The word "title" marks the lines to copy; find all of them in the entries below.

START Given data

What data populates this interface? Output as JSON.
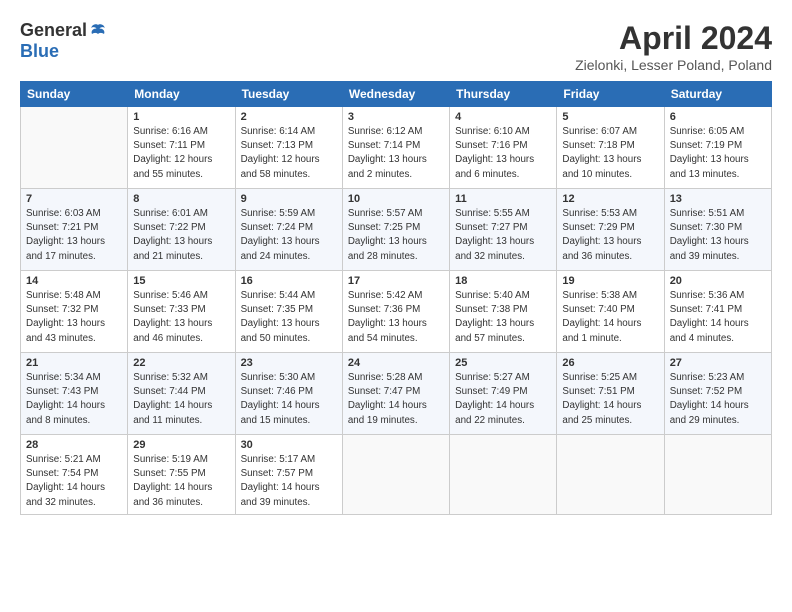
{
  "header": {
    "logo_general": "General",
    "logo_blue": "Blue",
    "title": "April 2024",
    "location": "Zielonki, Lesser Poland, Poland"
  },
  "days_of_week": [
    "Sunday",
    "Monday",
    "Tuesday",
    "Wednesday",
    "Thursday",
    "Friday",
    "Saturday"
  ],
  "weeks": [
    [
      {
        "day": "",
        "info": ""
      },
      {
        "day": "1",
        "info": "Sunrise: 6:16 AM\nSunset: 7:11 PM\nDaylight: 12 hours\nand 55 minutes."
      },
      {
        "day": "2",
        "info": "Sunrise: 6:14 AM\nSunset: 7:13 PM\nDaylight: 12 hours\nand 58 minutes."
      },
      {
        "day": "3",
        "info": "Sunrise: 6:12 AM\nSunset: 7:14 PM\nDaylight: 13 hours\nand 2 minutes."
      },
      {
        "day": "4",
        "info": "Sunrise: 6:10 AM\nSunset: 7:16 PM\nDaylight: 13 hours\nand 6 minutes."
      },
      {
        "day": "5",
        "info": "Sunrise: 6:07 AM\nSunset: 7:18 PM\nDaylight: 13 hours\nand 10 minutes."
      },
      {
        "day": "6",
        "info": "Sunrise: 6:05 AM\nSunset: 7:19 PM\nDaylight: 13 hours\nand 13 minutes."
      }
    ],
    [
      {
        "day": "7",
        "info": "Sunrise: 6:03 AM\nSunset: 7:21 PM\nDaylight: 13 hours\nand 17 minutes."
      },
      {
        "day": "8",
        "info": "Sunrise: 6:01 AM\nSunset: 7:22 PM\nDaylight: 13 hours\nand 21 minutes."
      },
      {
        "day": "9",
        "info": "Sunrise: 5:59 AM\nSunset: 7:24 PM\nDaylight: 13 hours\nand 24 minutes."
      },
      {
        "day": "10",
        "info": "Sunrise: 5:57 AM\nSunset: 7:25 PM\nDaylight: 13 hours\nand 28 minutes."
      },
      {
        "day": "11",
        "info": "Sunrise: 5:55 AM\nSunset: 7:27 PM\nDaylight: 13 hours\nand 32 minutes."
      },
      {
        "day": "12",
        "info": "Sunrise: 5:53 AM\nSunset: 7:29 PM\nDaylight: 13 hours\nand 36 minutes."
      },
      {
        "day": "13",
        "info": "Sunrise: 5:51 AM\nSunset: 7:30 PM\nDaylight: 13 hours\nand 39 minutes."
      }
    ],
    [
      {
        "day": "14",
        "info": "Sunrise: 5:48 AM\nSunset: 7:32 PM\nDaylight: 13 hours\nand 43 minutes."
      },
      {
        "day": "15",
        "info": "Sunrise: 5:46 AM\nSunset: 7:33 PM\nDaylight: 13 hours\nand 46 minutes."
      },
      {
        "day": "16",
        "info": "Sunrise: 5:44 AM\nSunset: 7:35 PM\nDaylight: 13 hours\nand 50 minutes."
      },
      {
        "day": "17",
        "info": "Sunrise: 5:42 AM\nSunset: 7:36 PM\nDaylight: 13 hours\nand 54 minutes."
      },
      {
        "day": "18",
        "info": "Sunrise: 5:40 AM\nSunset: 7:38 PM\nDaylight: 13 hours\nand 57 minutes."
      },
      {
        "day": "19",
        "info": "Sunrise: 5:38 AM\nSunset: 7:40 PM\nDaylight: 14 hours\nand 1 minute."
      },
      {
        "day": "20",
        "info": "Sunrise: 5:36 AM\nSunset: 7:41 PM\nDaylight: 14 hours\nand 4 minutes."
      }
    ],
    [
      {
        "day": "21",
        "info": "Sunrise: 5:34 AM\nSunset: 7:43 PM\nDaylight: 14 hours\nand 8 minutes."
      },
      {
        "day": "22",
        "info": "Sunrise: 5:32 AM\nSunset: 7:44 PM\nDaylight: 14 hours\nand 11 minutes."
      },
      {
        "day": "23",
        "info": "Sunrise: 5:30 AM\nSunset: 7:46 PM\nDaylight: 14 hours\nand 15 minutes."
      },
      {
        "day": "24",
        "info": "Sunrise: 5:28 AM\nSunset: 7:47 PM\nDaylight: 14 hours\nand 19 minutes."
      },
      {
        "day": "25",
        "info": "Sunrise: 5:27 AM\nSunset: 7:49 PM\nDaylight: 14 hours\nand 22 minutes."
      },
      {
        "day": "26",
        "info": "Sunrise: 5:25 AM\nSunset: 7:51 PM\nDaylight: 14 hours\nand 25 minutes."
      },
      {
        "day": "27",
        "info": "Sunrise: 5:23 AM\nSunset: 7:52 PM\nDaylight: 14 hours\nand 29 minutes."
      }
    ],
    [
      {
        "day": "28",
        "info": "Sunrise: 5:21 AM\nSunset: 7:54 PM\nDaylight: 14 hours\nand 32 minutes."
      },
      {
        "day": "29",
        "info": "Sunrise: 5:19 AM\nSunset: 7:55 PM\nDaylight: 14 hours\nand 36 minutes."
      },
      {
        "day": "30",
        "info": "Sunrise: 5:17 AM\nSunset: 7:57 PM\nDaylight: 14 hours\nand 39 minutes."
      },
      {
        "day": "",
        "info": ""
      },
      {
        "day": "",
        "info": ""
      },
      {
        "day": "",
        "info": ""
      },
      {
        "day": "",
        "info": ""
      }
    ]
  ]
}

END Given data
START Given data

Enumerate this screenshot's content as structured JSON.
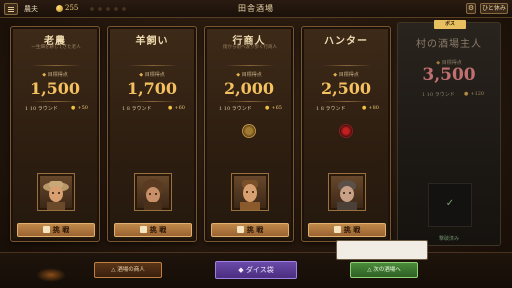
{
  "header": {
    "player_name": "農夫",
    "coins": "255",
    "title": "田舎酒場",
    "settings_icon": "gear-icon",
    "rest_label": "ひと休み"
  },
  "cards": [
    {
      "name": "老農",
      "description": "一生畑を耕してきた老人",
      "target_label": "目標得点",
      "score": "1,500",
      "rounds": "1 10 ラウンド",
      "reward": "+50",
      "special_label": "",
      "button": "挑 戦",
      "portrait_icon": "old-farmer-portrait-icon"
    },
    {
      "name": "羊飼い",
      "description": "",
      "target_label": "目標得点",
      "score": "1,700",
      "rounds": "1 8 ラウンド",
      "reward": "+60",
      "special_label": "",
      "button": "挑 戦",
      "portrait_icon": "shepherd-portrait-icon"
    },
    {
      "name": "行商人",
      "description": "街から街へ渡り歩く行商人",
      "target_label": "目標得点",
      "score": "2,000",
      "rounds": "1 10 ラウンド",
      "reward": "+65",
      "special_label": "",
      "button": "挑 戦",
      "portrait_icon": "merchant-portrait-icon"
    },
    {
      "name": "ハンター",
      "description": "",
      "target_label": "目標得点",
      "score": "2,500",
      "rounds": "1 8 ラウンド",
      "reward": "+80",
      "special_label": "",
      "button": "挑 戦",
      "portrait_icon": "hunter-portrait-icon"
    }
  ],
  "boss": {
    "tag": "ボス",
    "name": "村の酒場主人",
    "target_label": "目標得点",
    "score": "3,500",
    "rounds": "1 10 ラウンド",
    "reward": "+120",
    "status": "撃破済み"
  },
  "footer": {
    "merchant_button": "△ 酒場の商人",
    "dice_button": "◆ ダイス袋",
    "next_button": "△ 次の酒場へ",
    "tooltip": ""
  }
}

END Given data
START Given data

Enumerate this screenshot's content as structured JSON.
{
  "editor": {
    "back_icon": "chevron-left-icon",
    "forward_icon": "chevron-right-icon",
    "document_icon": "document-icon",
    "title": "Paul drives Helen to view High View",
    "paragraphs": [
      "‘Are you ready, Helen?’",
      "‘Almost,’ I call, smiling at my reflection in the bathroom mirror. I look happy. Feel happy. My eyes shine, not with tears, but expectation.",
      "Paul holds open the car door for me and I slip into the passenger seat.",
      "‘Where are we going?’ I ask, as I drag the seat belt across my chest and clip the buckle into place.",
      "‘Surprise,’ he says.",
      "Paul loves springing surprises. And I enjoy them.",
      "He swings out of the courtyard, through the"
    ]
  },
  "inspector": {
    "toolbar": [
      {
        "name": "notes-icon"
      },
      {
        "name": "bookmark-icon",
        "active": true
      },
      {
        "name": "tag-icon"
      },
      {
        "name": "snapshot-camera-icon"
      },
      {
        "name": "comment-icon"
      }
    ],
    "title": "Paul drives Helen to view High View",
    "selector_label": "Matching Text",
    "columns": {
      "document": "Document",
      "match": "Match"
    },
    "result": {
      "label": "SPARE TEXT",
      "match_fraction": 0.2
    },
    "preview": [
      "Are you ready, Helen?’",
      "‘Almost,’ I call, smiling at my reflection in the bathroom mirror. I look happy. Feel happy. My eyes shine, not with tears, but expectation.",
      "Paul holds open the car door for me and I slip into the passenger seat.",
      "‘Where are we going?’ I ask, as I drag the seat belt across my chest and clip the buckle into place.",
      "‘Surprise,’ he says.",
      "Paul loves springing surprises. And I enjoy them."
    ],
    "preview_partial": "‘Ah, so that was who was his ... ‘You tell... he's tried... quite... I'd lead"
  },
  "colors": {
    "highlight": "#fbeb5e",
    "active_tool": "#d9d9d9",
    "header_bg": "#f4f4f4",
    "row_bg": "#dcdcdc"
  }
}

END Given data

Written response:
    "title": "April 2024",
    "title": "田舎酒場",
    "title": "Paul drives Helen to view High View",
    "title": "Paul drives Helen to view High View",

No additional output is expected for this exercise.